WAIVERS AND FREE AGENCY
Be careful how you use your waiver wire and free agency. In previous years, Cam Newton, Michael Vick, DeMarco Murray and dozens more have been either undervalued going into the season or thrust into a starting role because of an injury, and unless you have the #1 waiver priority, you’re not getting the player. Each week, your league will award waiver wire pickups based on your waiver order, and then all unowned players are free agents who can be picked up at any time. When you make a waiver claim, you immediately move to the bottom of the list and could be out of the running for the next hot pick up. If you use a waiver claim on a kicker who happened to kick 5 field goals last week or a defense that scored 30 points against the Jaguars last week but is playing the Patriots this week, you’re wasting the claim.
Don’t micromanage or overanalyze your team. Too many people rushed to the waiver wire last year after the Wednesday night opening game between the Giants and Cowboys because Kevin Ogletree caught eight passes for 114 yards and scored two touchdowns for 23 fantasy points. Over the final 16 weeks of the season, Ogletree scored 38 TOTAL points. Always be careful about one-week wonders or guys who benefitted from a star receiver’s double coverage or a one-week injury.

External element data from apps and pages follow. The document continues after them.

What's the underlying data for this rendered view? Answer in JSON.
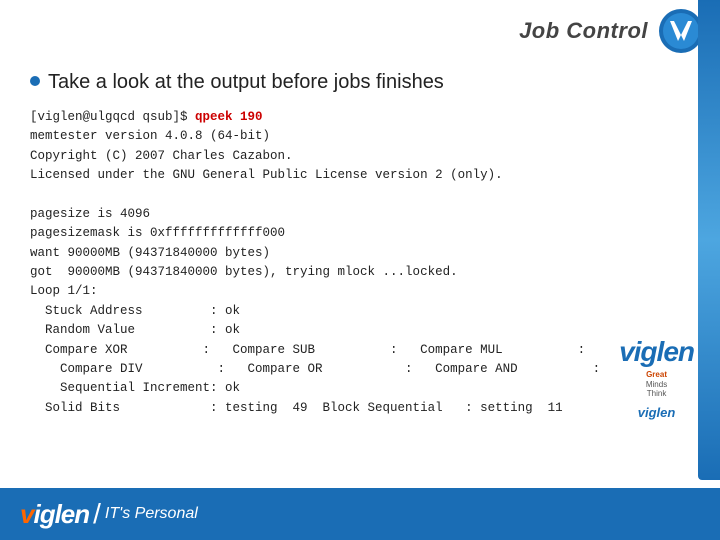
{
  "header": {
    "title": "Job Control",
    "logo_alt": "Viglen logo"
  },
  "slide": {
    "bullet": "Take a look at the output before jobs finishes",
    "terminal_lines": [
      {
        "text": "[viglen@ulgqcd qsub]$ ",
        "normal": true,
        "cmd": "qpeek 190"
      },
      {
        "text": "memtester version 4.0.8 (64-bit)",
        "normal": true
      },
      {
        "text": "Copyright (C) 2007 Charles Cazabon.",
        "normal": true
      },
      {
        "text": "Licensed under the GNU General Public License version 2 (only).",
        "normal": true
      },
      {
        "text": "",
        "normal": true
      },
      {
        "text": "pagesize is 4096",
        "normal": true
      },
      {
        "text": "pagesizemask is 0xfffffffffffff000",
        "normal": true
      },
      {
        "text": "want 90000MB (94371840000 bytes)",
        "normal": true
      },
      {
        "text": "got  90000MB (94371840000 bytes), trying mlock ...locked.",
        "normal": true
      },
      {
        "text": "Loop 1/1:",
        "normal": true
      },
      {
        "text": "  Stuck Address         : ok",
        "normal": true
      },
      {
        "text": "  Random Value          : ok",
        "normal": true
      },
      {
        "text": "  Compare XOR          :   Compare SUB          :   Compare MUL          :",
        "normal": true
      },
      {
        "text": "    Compare DIV          :   Compare OR           :   Compare AND          :",
        "normal": true
      },
      {
        "text": "    Sequential Increment: ok",
        "normal": true
      },
      {
        "text": "  Solid Bits            : testing  49  Block Sequential   : setting  11",
        "normal": true
      }
    ]
  },
  "footer": {
    "logo_v": "v",
    "logo_rest": "iglen",
    "divider": "/",
    "tagline": "IT's Personal"
  },
  "side_logo": {
    "text": "viglen",
    "great": "Great",
    "minds": "Minds",
    "think": "Think",
    "bottom": "viglen"
  }
}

Conversely, don’t overreact to one week where Calvin Johnson catches 3 passes for 22 yards and trade him for Montee Ball. Even studs have a bad week. Watching the game is essential to this process. If your stud’s team only has the ball for 35 offensive plays all game and has 4 turnovers, your receiver never had a chance. This is also an opportunity to “buy low” if an owner is frustrated with their team for the wrong reasons. The flip side to this is “sell high”, where if you get a good trade offer for a player who had one good week, trade them if you don’t think they’ll have any value going forward.
If you start off poorly, the worst thing you can do is give up by week 4 or 5. If you drafted poorly, be more active in free agency and try to trade for positions you’re weak at. There are some years where there’s nothing you can do for your team, injuries and poor seasons happen all at once and you end up going 3-10. That doesn’t mean you can’t try researching players, take chances on young guys and if nothing else, get ready for next year.
If you start off great and are planning for the playoffs by Thanksgiving, start seeing which backups and bench players you can get rid of in favor of good players that may be coming back from injury that have been dropped, or defenses with favorable matchups down the stretch. Just don’t go blowing up your team entirely.
When it comes to setting your lineup, don’t get cute. If you drafted Tom Brady, you’re playing Tom Brady every week that he isn’t on bye. If he’s playing the 49ers and Alex Smith is playing the Raiders, don’t get tempted by the fact that Brady has a bad matchup and Alex Smith has a good matchup. Play your studs. You would rather lose playing your best players than lose by outthinking yourself and tinkering too much. For those of you that watch FX’s series The League, don’t pull a Ruxin.
At the end of the day, fantasy football is supposed to be fun. The money and trophy are great, but the opportunity to have a rooting interest in games you ordinarily wouldn’t watch and above all the chance to stay in touch with old friends (and then crush them in the championship) is the reason I play.